By ALEXIS CAREY
I visited my GP to pick up a prescription and I left with a lecture on the need to have a baby. Pronto. Like, yesterday.
I was a trifle taken aback, to say the least. You see, I’m 26, not 36 or 46. I kept waiting for the good doctor to break into a chuckle and scream “APRIL FOOLS!”
But no, apparently he was serious. According to him, at 26, it is high time I started planning my reproductive life.
Now, I love babies and children and I’ve always pictured my future with one or two mimi-mes in it.
But having babies has always been an abstract idea to me; something that Other People did and something that might happen to me one day, in the very, very, VERY distant future. It has never occurred to me that it is something I could actively do, right now.
So I stammered a lame explanation about “needing to find the right time” and left, vowing to find a new, less-stress-inducing GP in future.
The thing is, my life couldn’t be less suited to accommodating a dependent infant right now and to be honest, the idea truly terrifies me. I live in a teensy studio apartment that is about the same size as most people’s bathroom. I spend two and a half hours a day commuting to work and my relationship with The Boy, while long-term, is not exactly locked-in-for-life.
But on the other hand, we’ve all heard the horror stories about women who kept waiting for the perfect baby-making moment, only to hit their late 30s or early 40s to find it’s Game Over for their fertility.

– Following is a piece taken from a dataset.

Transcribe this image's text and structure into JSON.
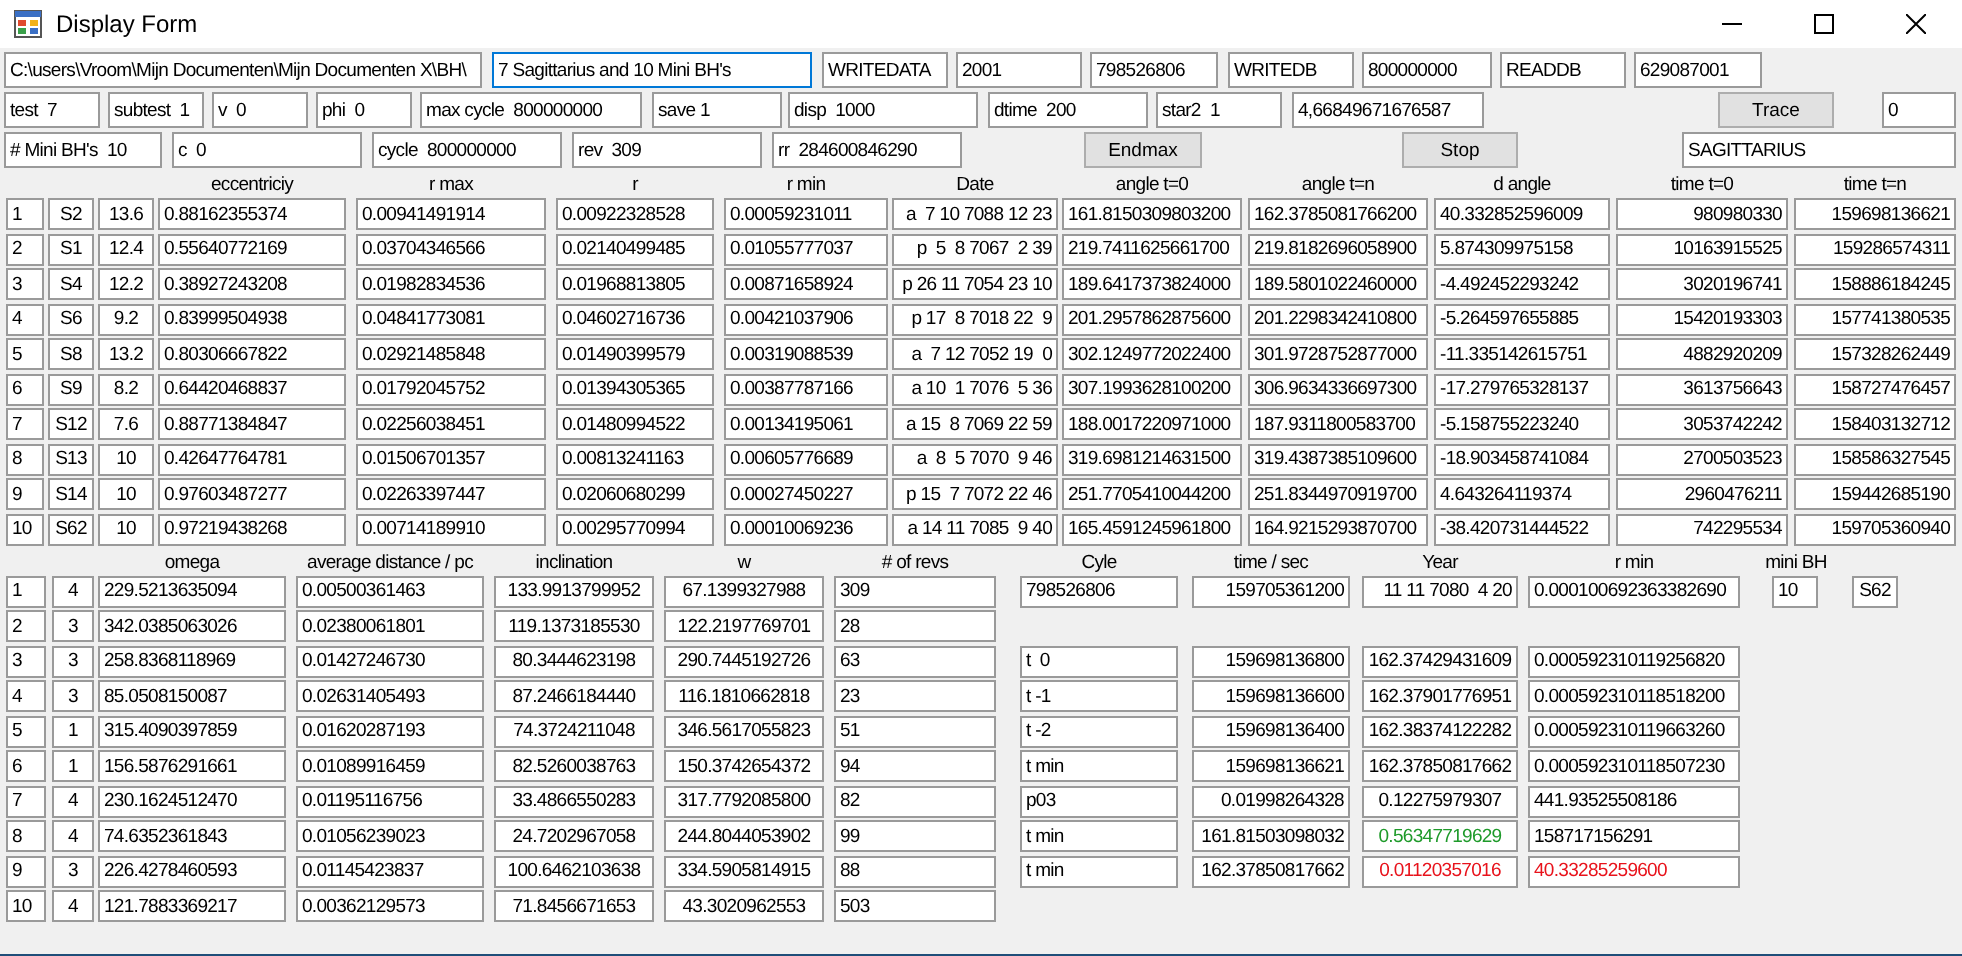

And then there are the horror stories of young women who are healthy and in the prime of their lives, but who still face a heartbreaking struggle to conceive or carry a baby to term.

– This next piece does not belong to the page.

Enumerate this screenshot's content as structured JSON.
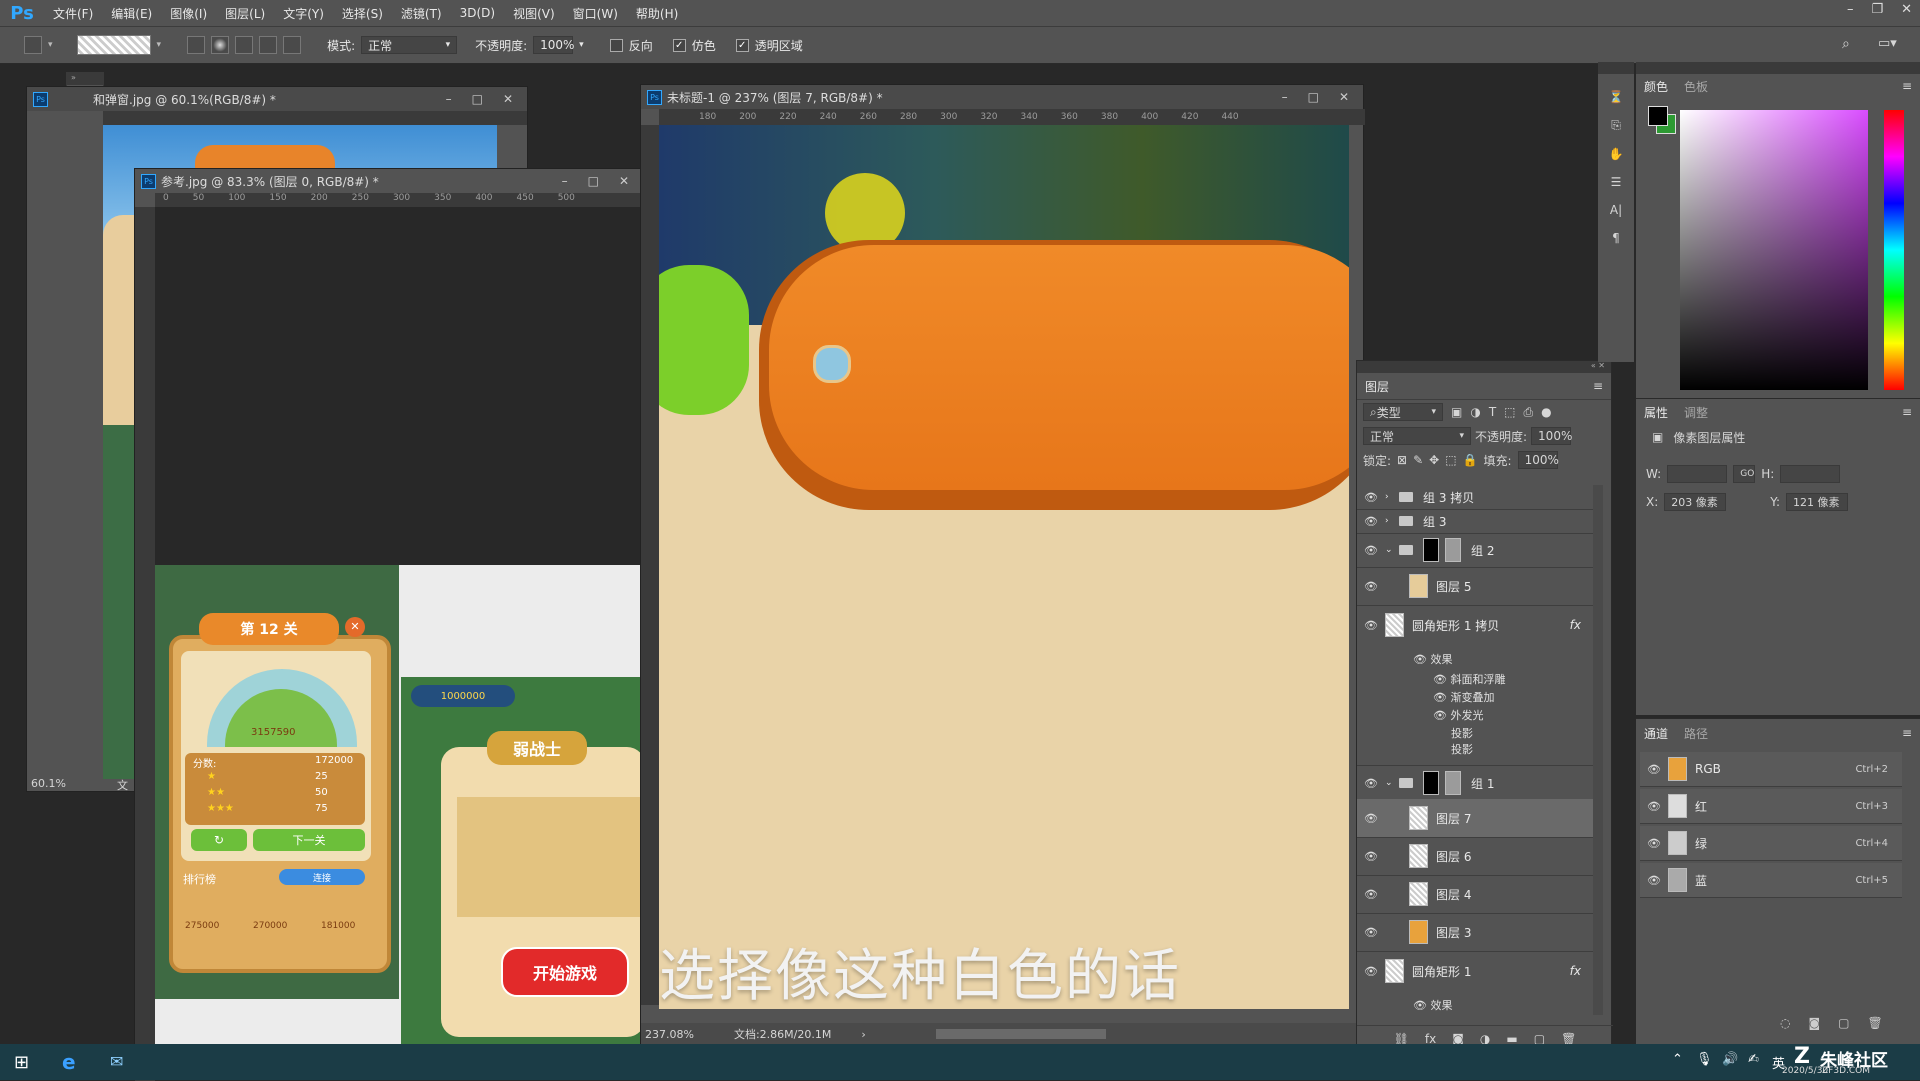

I have never even considered becoming a young mum, maybe because my own mum had me at 34 and my sister at 39 with no dramas whatsoever.
My mum was a bit of a renegade- in 1986 in a small country town, having a kid at 34 was like having one at 54 today- but she turned out to be the best mum in the world.
I know that most of my friends haven’t given baby-making much thought yet either, but was my doctor right? Is this something all young(ish) women should be actively thinking about and planning for? Should we all have a game plan, or is it better to roll with the punches and just play it by ear?
I read an interesting article last year about fashion designer Collette Dinnigan, who welcomed her second child at 47.
Dinnigan had some surprisingly frank advice for women, urging us not to leave it too late and not to be sucked in by all the glamorous celebrities having babies in their mid to late 40s.
”Even in your 30s, you think you’re invincible. You have a career, life slips by and suddenly you’re 40,” she said.
Dinnigan has a good point. Even at 26, the years have sped by at an alarming rate and I can easily understand how many women can put off having a baby until it is too late.
After pondering my encounter with my doctor, I have come to the conclusion that I (hopefully) have a few more years up my sleeve before I get serious about babies. But it also served as a bit of a wake-up call- it probably does pay to have at least a vague life plan when it comes to a monumental, life-changing experience like bringing a child into the world.
Alexis Carey is a mathematically-challenged journalist who is addicted to pub trivia and red liquorice. She is also an aspiring children’s author and has just started her own blog at realitybitesblog.com.
Do you think mid-twenties is too young to be thinking about fertility? When did you start planning to have children?